# Entries taken from a collection
__________________________________________________
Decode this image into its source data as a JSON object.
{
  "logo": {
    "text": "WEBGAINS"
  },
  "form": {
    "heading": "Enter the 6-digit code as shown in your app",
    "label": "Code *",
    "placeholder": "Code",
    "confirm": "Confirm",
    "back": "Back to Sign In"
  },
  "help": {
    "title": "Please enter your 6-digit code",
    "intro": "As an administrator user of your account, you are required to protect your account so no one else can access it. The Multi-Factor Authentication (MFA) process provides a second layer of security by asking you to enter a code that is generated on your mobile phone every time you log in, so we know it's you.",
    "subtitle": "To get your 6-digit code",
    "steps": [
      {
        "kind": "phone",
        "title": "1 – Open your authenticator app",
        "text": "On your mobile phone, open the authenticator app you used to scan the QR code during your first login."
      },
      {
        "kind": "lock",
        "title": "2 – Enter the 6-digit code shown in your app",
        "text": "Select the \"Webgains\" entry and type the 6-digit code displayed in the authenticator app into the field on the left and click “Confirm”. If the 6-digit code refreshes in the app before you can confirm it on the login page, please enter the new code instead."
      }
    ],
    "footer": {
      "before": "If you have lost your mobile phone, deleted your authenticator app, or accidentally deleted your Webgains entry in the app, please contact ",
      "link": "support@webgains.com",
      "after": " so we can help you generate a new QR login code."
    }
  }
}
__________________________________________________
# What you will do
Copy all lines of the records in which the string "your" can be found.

# Completed task
    "heading": "Enter the 6-digit code as shown in your app",
    "title": "Please enter your 6-digit code",
    "intro": "As an administrator user of your account, you are required to protect your account so no one else can access it. The Multi-Factor Authentication (MFA) process provides a second layer of security by asking you to enter a code that is generated on your mobile phone every time you log in, so we know it's you.",
    "subtitle": "To get your 6-digit code",
        "title": "1 – Open your authenticator app",
        "text": "On your mobile phone, open the authenticator app you used to scan the QR code during your first login."
        "title": "2 – Enter the 6-digit code shown in your app",
      "before": "If you have lost your mobile phone, deleted your authenticator app, or accidentally deleted your Webgains entry in the app, please contact ",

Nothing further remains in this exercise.